Example: The use of social media has had a significant impact on how we communicate both with friends and family as well as with institutions and businesses.
This thesis statement lets the reader know that you’re going to talk about how social media has changed the way we communicate with various groups of people without arguing a specific point about it.
Step 6: Write Your First Draft
With your outline and thesis in place, it’s time to put your preparation and research into practice and write your first draft. As you write each paragraph, it may be helpful for you to refer to your thesis statement to make sure you’re staying on track and not veering off onto tangents. Make sure to use transition words. They are helpful to the reader and help reinforce when you are stating a supporting fact (furthermore, in addition, moreover) or an opposing idea (however, but, instead, on the other hand).
Step 7: Edit
When your first draft is finished, take a breather and put your work aside for at least a few hours before taking a look at it again. Some helpful editing tips:
- Get an A-level student to read over it
- Read it out loud - this helps you to identify awkward phrasing, grammar issues and other problem areas

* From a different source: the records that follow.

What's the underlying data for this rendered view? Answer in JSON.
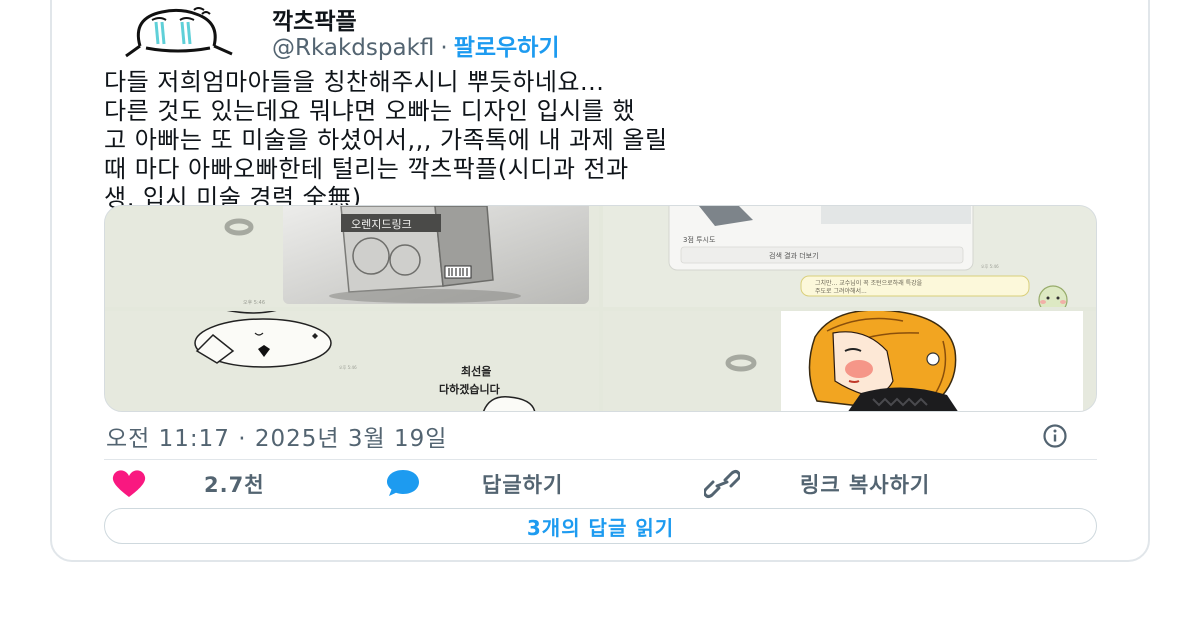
{
  "author": {
    "display_name": "깍츠팍플",
    "handle": "@Rkakdspakfl",
    "separator": "·",
    "follow_label": "팔로우하기"
  },
  "tweet": {
    "lines": [
      "다들 저희엄마아들을 칭찬해주시니 뿌듯하네요...",
      "다른 것도 있는데요 뭐냐면 오빠는 디자인 입시를 했",
      "고 아빠는 또 미술을 하셨어서,,, 가족톡에 내 과제 올릴",
      "때 마다 아빠오빠한테 털리는 깍츠팍플(시디과 전과",
      "생, 입시 미술 경력 全無)"
    ],
    "timestamp": "오전 11:17 · 2025년 3월 19일"
  },
  "media": {
    "chat_small_text": [
      "3점 투시도",
      "검색 결과 더보기",
      "그치만... 교수님이 꼭 조턴으로하래 특강을",
      "주도로 그려야해서..."
    ],
    "drawing_caption": [
      "최선을",
      "다하겠습니다"
    ],
    "carton_label": "오렌지드링크"
  },
  "actions": {
    "like_count": "2.7천",
    "reply_label": "답글하기",
    "copy_link_label": "링크 복사하기",
    "read_replies_label": "3개의 답글 읽기"
  },
  "icons": {
    "like": "heart-icon",
    "reply": "speech-bubble-icon",
    "copy": "link-icon",
    "info": "info-icon"
  },
  "colors": {
    "accent": "#1d9bf0",
    "like": "#f91880",
    "secondary_text": "#536471"
  }
}
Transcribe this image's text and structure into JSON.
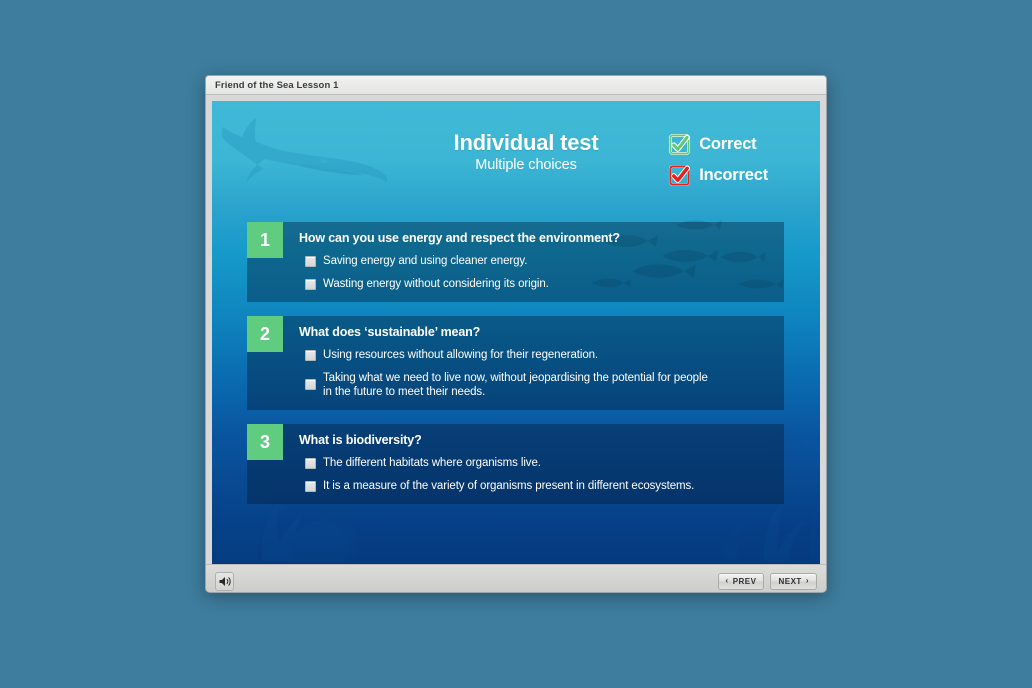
{
  "window": {
    "titlebar_title": "Friend of the Sea Lesson 1"
  },
  "slide": {
    "title_main": "Individual test",
    "title_sub": "Multiple choices",
    "legend": [
      {
        "icon": "checkbox-checked-green-icon",
        "label": "Correct",
        "color": "#63c877"
      },
      {
        "icon": "checkbox-checked-red-icon",
        "label": "Incorrect",
        "color": "#e8201c"
      }
    ],
    "questions": [
      {
        "number": "1",
        "text": "How can you use energy and respect the environment?",
        "options": [
          "Saving energy and using cleaner energy.",
          "Wasting energy without considering its origin."
        ]
      },
      {
        "number": "2",
        "text": "What does ‘sustainable’ mean?",
        "options": [
          "Using resources without allowing for their regeneration.",
          "Taking what we need to live now, without jeopardising the potential for people in the future to meet their needs."
        ]
      },
      {
        "number": "3",
        "text": "What is biodiversity?",
        "options": [
          "The different habitats where organisms live.",
          "It is a measure of the variety of organisms present in different ecosystems."
        ]
      }
    ]
  },
  "footer": {
    "sound_icon": "speaker-icon",
    "prev_label": "PREV",
    "next_label": "NEXT",
    "prev_chevron": "‹",
    "next_chevron": "›"
  },
  "colors": {
    "badge_green": "#5fcc80",
    "header_cyan": "#3fb9d6",
    "deep_navy": "#053a7e",
    "page_background": "#3e7d9e",
    "correct_green": "#63c877",
    "incorrect_red": "#e8201c"
  }
}
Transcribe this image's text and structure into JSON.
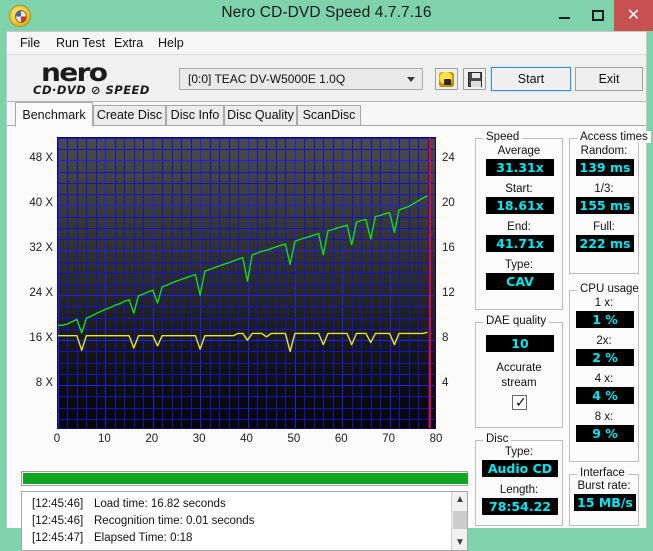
{
  "window": {
    "title": "Nero CD-DVD Speed 4.7.7.16",
    "app_icon": "disc-icon",
    "minimize": "—",
    "maximize": "□",
    "close": "✕",
    "accent_titlebar": "#7ed3ab",
    "close_button_color": "#c75050"
  },
  "menu": [
    {
      "label": "File"
    },
    {
      "label": "Run Test"
    },
    {
      "label": "Extra"
    },
    {
      "label": "Help"
    }
  ],
  "toolbar": {
    "logo_main": "nero",
    "logo_sub": "CD·DVD ⊘ SPEED",
    "drive": "[0:0]   TEAC DV-W5000E 1.0Q",
    "speed_icon": "hand-speed-icon",
    "save_icon": "floppy-save-icon",
    "start_label": "Start",
    "exit_label": "Exit"
  },
  "tabs": [
    {
      "label": "Benchmark",
      "active": true
    },
    {
      "label": "Create Disc",
      "active": false
    },
    {
      "label": "Disc Info",
      "active": false
    },
    {
      "label": "Disc Quality",
      "active": false
    },
    {
      "label": "ScanDisc",
      "active": false
    }
  ],
  "chart_data": {
    "type": "line",
    "title": "",
    "xlabel": "",
    "ylabel": "",
    "xlim": [
      0,
      80
    ],
    "ylim": [
      0,
      52
    ],
    "y2lim": [
      0,
      26
    ],
    "grid": true,
    "legend": "none",
    "x_ticks": [
      0,
      10,
      20,
      30,
      40,
      50,
      60,
      70,
      80
    ],
    "y_ticks_left": [
      "8 X",
      "16 X",
      "24 X",
      "32 X",
      "40 X",
      "48 X"
    ],
    "y_tick_values_left": [
      8,
      16,
      24,
      32,
      40,
      48
    ],
    "y_ticks_right": [
      "4",
      "8",
      "12",
      "16",
      "20",
      "24"
    ],
    "y_tick_values_right": [
      4,
      8,
      12,
      16,
      20,
      24
    ],
    "end_marker_x": 78.5,
    "end_marker_color": "#e01010",
    "series": [
      {
        "name": "Transfer rate",
        "color": "#16dc16",
        "axis": "left",
        "x": [
          0,
          1,
          2,
          3,
          4,
          5,
          6,
          7,
          8,
          9,
          10,
          11,
          12,
          13,
          14,
          15,
          16,
          17,
          18,
          19,
          20,
          21,
          22,
          23,
          24,
          25,
          26,
          27,
          28,
          29,
          30,
          31,
          32,
          33,
          34,
          35,
          36,
          37,
          38,
          39,
          40,
          41,
          42,
          43,
          44,
          45,
          46,
          47,
          48,
          49,
          50,
          51,
          52,
          53,
          54,
          55,
          56,
          57,
          58,
          59,
          60,
          61,
          62,
          63,
          64,
          65,
          66,
          67,
          68,
          69,
          70,
          71,
          72,
          73,
          74,
          75,
          76,
          77,
          78
        ],
        "values": [
          18.6,
          18.7,
          18.9,
          19.3,
          19.7,
          17.3,
          19.9,
          20.3,
          20.7,
          21.1,
          21.5,
          21.8,
          22.2,
          22.5,
          22.9,
          23.2,
          20.8,
          23.9,
          24.2,
          24.6,
          24.9,
          22.6,
          25.5,
          25.8,
          26.2,
          26.5,
          26.8,
          27.1,
          27.4,
          27.7,
          24.0,
          28.3,
          28.6,
          28.9,
          29.2,
          29.5,
          29.8,
          30.1,
          30.4,
          30.7,
          26.5,
          31.2,
          31.5,
          31.8,
          32.0,
          32.3,
          32.6,
          32.9,
          33.1,
          29.5,
          33.6,
          33.9,
          34.2,
          34.4,
          34.7,
          35.0,
          31.2,
          35.5,
          35.7,
          36.0,
          36.2,
          36.5,
          33.0,
          37.0,
          37.3,
          37.5,
          34.0,
          38.0,
          38.2,
          38.5,
          38.7,
          35.2,
          39.2,
          39.5,
          39.8,
          40.3,
          40.8,
          41.3,
          41.71
        ]
      },
      {
        "name": "CPU / access",
        "color": "#e8e820",
        "axis": "right",
        "x": [
          0,
          1,
          2,
          3,
          4,
          5,
          6,
          7,
          8,
          9,
          10,
          11,
          12,
          13,
          14,
          15,
          16,
          17,
          18,
          19,
          20,
          21,
          22,
          23,
          24,
          25,
          26,
          27,
          28,
          29,
          30,
          31,
          32,
          33,
          34,
          35,
          36,
          37,
          38,
          39,
          40,
          41,
          42,
          43,
          44,
          45,
          46,
          47,
          48,
          49,
          50,
          51,
          52,
          53,
          54,
          55,
          56,
          57,
          58,
          59,
          60,
          61,
          62,
          63,
          64,
          65,
          66,
          67,
          68,
          69,
          70,
          71,
          72,
          73,
          74,
          75,
          76,
          77,
          78
        ],
        "values": [
          8.4,
          8.4,
          8.4,
          8.4,
          8.4,
          7.1,
          8.4,
          8.4,
          8.4,
          8.4,
          8.4,
          8.4,
          8.4,
          8.4,
          8.4,
          8.4,
          7.3,
          8.4,
          8.4,
          8.4,
          8.4,
          7.5,
          8.4,
          8.4,
          8.4,
          8.4,
          8.4,
          8.4,
          8.4,
          8.4,
          7.2,
          8.4,
          8.4,
          8.4,
          8.4,
          8.4,
          8.4,
          8.4,
          8.6,
          8.6,
          8.0,
          8.6,
          8.6,
          8.6,
          8.3,
          8.6,
          8.6,
          8.6,
          8.6,
          7.0,
          8.6,
          8.6,
          8.6,
          8.6,
          8.6,
          8.6,
          7.6,
          8.6,
          8.6,
          8.6,
          8.6,
          8.6,
          7.6,
          8.6,
          8.6,
          8.6,
          7.8,
          8.6,
          8.6,
          8.6,
          8.6,
          7.6,
          8.6,
          8.6,
          8.6,
          8.6,
          8.6,
          8.6,
          8.7
        ]
      }
    ]
  },
  "progress": {
    "percent": 100,
    "color": "#11a522"
  },
  "log": {
    "entries": [
      {
        "time": "[12:45:46]",
        "text": "Load time: 16.82 seconds"
      },
      {
        "time": "[12:45:46]",
        "text": "Recognition time: 0.01 seconds"
      },
      {
        "time": "[12:45:47]",
        "text": "Elapsed Time:  0:18"
      }
    ],
    "scroll_up_icon": "chevron-up-icon",
    "scroll_down_icon": "chevron-down-icon"
  },
  "panels": {
    "speed": {
      "legend": "Speed",
      "fields": [
        {
          "label": "Average",
          "value": "31.31x"
        },
        {
          "label": "Start:",
          "value": "18.61x"
        },
        {
          "label": "End:",
          "value": "41.71x"
        },
        {
          "label": "Type:",
          "value": "CAV"
        }
      ]
    },
    "dae": {
      "legend": "DAE quality",
      "value": "10",
      "accurate_line1": "Accurate",
      "accurate_line2": "stream",
      "accurate_checked": true
    },
    "disc": {
      "legend": "Disc",
      "fields": [
        {
          "label": "Type:",
          "value": "Audio CD"
        },
        {
          "label": "Length:",
          "value": "78:54.22"
        }
      ]
    },
    "access": {
      "legend": "Access times",
      "fields": [
        {
          "label": "Random:",
          "value": "139 ms"
        },
        {
          "label": "1/3:",
          "value": "155 ms"
        },
        {
          "label": "Full:",
          "value": "222 ms"
        }
      ]
    },
    "cpu": {
      "legend": "CPU usage",
      "fields": [
        {
          "label": "1 x:",
          "value": "1 %"
        },
        {
          "label": "2x:",
          "value": "2 %"
        },
        {
          "label": "4 x:",
          "value": "4 %"
        },
        {
          "label": "8 x:",
          "value": "9 %"
        }
      ]
    },
    "interface": {
      "legend": "Interface",
      "fields": [
        {
          "label": "Burst rate:",
          "value": "15 MB/s"
        }
      ]
    }
  },
  "lcd_colors": {
    "bg": "#000000",
    "fg": "#00e8ef"
  }
}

- Put it through an editing app or service that checks for a variety of grammar and spelling issues and also rates the essay’s readability and grade level
As you write your expository essay: keep in mind the differences between an expository and argumentative essay, remember that great research goes a long way; add a variety of examples of your topic, including some that might not be so common; craft a solid thesis statement and make sure to give yourself time to edit.
Good luck and happy writing!